According to a former naval officer in our armed forces who is also a former U. S. president, President Carter, the United States is no longer a functioning democracy.
According to Chalmers Johnson, a former Asian expert and CIA consultant turned public intellectual, we can be either a democracy or an empire, but not both.
Former U. S. Army colonel and now public intellectual Andrew Bacevitch explains why we can have either a functioning democracy or a large standing army and worldwide bases (that is, an empire), but not both.
Another public intellectual, Tony Judt, has written that we can have either a democracy or high income and wealth inequality, but not both.
Then there is humble me, up in NW Connecticut. What do I care?
But … I am getting worried about black helicopters landing on our little plot of land, probably bringing down the bluebird and wren houses we’ve set up out there. Hey, I am an American. Now, I know we Americans have enemies abroad, but I found out that I am being monitored by the national government, here in my quiet corner, according to information released by the renegade government operative Edward Snowden.
Also, last week I learned that there are 78 “fusion centers” across my country, operated by “state and local authorities,” a group including “dozens of officials from police and fire departments, federal agencies, and [this is especially intriguing] private companies.” (New York Times.) The centers have been funded by “hundreds of millions of dollars” from the Department of Homeland Security and “other federal agencies” as well as state governments…
This “wide net” — which seems mostly to have captured information from public social media such as Facebook — was notably employed to track the doings of the dreaded Occupy movement, which began to use the ultimate tool to undermine our nation’s security: peaceful public assembly for protest (initially, in this case, against the financial system as being undemocratic). At least Occupy didn’t target shopping.
But then came this tidbit, some Orwellian and wryly amusing thoughts (New York Times again) from a flunky at Homeland Security. Saying that the fusion centers play an important role in helping law enforcement and emergency responders understand how to protect people [which “people” would that be?] during “large public events,” she continued that the centers are required [yeah, right] to protect privacy and civil liberties. More: Agencies receiving Homeland Security grants must [or else what?] follow guidelines similar to those adopted by that department, which forbid (oh, dear me!) the collection of information “solely for the purpose of monitoring activities protected by the U.S. Constitution, such as the First Amendment-protected freedoms of religion, speech, press, and peaceful assembly and protest.” Cue up the Star Spangled Banner.
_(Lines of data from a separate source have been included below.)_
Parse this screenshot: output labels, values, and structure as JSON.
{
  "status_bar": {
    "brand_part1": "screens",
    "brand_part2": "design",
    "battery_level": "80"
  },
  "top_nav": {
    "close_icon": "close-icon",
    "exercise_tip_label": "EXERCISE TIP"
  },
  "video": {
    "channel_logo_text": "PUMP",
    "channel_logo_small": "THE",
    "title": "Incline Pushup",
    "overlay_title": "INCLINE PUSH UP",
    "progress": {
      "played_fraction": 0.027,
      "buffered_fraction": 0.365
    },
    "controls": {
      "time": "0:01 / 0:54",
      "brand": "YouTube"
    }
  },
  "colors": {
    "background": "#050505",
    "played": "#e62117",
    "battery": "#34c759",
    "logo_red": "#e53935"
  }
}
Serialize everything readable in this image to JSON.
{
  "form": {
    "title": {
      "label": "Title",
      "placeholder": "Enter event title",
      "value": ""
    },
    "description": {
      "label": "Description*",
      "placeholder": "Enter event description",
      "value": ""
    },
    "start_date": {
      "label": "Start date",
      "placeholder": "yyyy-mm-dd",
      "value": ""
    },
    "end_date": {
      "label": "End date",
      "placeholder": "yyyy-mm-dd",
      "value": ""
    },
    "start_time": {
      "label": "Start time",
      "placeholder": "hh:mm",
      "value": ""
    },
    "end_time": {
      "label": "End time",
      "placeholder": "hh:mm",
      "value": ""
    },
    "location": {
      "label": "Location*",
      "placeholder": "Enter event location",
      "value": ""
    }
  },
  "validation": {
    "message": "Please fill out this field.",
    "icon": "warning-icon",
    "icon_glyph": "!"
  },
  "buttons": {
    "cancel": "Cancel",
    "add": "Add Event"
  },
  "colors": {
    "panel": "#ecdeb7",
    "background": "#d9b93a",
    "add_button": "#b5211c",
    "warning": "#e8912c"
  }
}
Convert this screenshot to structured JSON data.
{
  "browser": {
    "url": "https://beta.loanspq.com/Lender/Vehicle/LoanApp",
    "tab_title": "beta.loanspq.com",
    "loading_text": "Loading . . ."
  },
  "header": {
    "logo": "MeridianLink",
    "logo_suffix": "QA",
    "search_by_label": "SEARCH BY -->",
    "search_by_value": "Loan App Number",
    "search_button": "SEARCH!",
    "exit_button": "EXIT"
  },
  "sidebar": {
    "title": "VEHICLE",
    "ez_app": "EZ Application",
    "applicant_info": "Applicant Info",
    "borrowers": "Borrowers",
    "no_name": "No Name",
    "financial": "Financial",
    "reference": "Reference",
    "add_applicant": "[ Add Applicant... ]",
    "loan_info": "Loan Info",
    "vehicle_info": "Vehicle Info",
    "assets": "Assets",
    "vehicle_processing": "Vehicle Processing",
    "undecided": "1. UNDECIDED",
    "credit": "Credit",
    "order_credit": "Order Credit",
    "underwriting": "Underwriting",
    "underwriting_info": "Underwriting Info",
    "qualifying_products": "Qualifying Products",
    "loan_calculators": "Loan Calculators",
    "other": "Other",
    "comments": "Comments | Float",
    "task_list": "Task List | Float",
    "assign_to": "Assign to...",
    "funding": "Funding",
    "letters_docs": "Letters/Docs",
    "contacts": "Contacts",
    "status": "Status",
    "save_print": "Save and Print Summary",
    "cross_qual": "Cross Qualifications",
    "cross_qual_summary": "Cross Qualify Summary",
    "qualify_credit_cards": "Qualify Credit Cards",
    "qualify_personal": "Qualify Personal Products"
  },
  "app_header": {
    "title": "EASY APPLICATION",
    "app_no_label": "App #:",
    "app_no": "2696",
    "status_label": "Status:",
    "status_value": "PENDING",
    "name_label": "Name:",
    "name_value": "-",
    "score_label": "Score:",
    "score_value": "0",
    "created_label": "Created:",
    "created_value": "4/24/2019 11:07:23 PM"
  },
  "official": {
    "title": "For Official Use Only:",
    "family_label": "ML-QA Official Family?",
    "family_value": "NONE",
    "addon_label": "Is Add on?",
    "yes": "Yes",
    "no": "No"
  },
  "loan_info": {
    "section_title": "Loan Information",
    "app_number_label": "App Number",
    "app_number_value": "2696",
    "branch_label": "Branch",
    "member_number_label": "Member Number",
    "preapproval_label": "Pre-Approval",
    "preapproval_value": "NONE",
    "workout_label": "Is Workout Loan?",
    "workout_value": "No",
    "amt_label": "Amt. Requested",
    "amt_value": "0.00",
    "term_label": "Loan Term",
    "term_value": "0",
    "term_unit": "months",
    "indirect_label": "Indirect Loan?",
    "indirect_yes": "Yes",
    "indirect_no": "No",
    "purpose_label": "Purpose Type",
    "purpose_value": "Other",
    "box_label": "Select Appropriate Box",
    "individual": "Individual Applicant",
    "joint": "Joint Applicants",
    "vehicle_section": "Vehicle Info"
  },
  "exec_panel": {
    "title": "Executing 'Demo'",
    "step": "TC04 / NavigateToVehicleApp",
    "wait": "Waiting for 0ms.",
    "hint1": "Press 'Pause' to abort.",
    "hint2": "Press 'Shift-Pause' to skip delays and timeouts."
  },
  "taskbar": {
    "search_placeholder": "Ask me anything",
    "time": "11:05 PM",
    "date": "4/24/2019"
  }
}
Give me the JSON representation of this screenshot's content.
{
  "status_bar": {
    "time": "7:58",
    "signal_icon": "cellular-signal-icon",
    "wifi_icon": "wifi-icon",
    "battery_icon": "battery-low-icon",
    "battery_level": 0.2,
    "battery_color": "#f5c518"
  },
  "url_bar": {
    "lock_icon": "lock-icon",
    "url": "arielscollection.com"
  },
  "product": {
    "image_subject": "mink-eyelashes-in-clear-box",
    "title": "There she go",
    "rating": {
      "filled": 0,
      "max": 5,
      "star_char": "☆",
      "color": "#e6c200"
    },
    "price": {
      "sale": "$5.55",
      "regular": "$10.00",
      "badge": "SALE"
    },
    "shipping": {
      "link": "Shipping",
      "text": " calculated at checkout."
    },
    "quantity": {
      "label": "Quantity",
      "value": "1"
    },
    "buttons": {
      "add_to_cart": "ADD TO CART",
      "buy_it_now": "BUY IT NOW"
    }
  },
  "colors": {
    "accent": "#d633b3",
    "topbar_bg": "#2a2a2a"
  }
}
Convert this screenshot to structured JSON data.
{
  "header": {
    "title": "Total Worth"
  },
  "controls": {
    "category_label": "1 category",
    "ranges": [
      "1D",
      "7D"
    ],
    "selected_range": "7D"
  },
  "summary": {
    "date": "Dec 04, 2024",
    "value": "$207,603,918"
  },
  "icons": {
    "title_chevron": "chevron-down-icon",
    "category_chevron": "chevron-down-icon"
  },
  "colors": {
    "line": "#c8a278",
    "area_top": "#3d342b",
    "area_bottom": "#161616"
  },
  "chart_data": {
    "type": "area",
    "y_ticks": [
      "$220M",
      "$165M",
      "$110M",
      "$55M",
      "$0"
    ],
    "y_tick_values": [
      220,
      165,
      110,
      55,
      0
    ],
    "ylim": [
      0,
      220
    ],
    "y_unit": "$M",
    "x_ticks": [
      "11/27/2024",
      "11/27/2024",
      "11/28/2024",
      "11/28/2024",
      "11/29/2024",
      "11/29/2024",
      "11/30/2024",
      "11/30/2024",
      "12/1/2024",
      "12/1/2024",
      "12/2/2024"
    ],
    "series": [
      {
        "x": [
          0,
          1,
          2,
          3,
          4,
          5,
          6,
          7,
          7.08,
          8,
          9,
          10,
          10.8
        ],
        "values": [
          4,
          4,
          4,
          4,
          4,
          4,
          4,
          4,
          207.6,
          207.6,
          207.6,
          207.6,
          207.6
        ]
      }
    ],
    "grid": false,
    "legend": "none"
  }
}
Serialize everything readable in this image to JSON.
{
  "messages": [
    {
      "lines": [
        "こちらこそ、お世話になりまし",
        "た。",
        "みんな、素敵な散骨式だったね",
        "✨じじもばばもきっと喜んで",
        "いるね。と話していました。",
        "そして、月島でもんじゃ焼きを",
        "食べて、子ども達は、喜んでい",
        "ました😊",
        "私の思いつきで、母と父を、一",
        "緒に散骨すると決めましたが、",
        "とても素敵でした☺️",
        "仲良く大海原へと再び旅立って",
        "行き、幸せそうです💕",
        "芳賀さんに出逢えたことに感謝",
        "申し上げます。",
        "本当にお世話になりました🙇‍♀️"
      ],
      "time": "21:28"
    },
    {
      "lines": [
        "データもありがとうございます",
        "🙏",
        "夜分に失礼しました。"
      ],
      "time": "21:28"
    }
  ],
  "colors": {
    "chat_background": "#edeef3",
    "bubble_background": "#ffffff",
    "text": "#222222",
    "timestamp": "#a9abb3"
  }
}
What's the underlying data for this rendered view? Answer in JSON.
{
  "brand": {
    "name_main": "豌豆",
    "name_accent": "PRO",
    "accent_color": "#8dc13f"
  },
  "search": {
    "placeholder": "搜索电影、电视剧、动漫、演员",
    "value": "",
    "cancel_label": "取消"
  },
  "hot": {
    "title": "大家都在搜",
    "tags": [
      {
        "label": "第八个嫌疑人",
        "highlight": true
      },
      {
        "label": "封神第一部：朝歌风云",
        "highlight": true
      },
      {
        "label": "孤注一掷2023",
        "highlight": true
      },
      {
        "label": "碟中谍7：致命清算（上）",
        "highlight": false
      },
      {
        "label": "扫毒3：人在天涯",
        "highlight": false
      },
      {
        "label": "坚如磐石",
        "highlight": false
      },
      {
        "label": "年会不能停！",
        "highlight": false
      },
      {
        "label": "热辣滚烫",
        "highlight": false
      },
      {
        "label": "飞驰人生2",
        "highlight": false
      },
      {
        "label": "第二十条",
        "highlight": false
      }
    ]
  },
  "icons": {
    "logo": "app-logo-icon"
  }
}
However, the Times article goes on to catalog a number of instances that directly contradict that functionary’s reassuring rhetoric. Two of many examples of activities hoovered up by the centers: “yoga, faith & spirituality classes,” and the potential threats outlined in a report prepared by the International Council of Shopping Centers [!!], as implemented by the D.C. Metropolitan Police Department.
This latter item, like many of the others, was focused on the Occupy movement, in particular “its attitudes towards [sic] retail,” as well as a group of people who declared, on a website, that they would “intentionally forgo the [Black Friday] shopping frenzy.” Well, that last ugly bit of subversion does get America where it hurts, although I do wonder what James Madison would have to say about that threat?
I read, too, that the CIA has its own “venture capital arm,” called In-Q-Tel, which has invested in at least one private intelligence-gathering firm, called Palantir Technologies. Palantir is hired by all sorts of corporations and “other entities” to create and search “innovative” databases culled from disparate, “counterintuitive” areas of the lives of Americans. The Palantir executives are reportedly losing sleep over the possibility that “the government” may use Palantir capabilities to track its own citizens. Not to worry, guys; whatever put that notion into your noodles? ( For all the money we pour into the CIA and the NSA, I do wonder why they feel the need to reach outside for this effort. Maybe we taxpayers should privatize the CIA and the NSA to Palantir and the Private Army Formerly Known As Blackwater.)
I see these initiatives — and I would bet that there are others of which We the People do not know — as illustrating a central “tension” (aka contradiction) in present-day America: the constant reference to the principles on which the nation was founded, contrasted with the never-slaked thirst for that corrosive social obsession: Control. Control and fear — themes pervasive throughout the World’s Sole Remaining Superpower (per Condoleeza). Have these drives taken us to the point beyond which the overriding fear is of ... ourselves?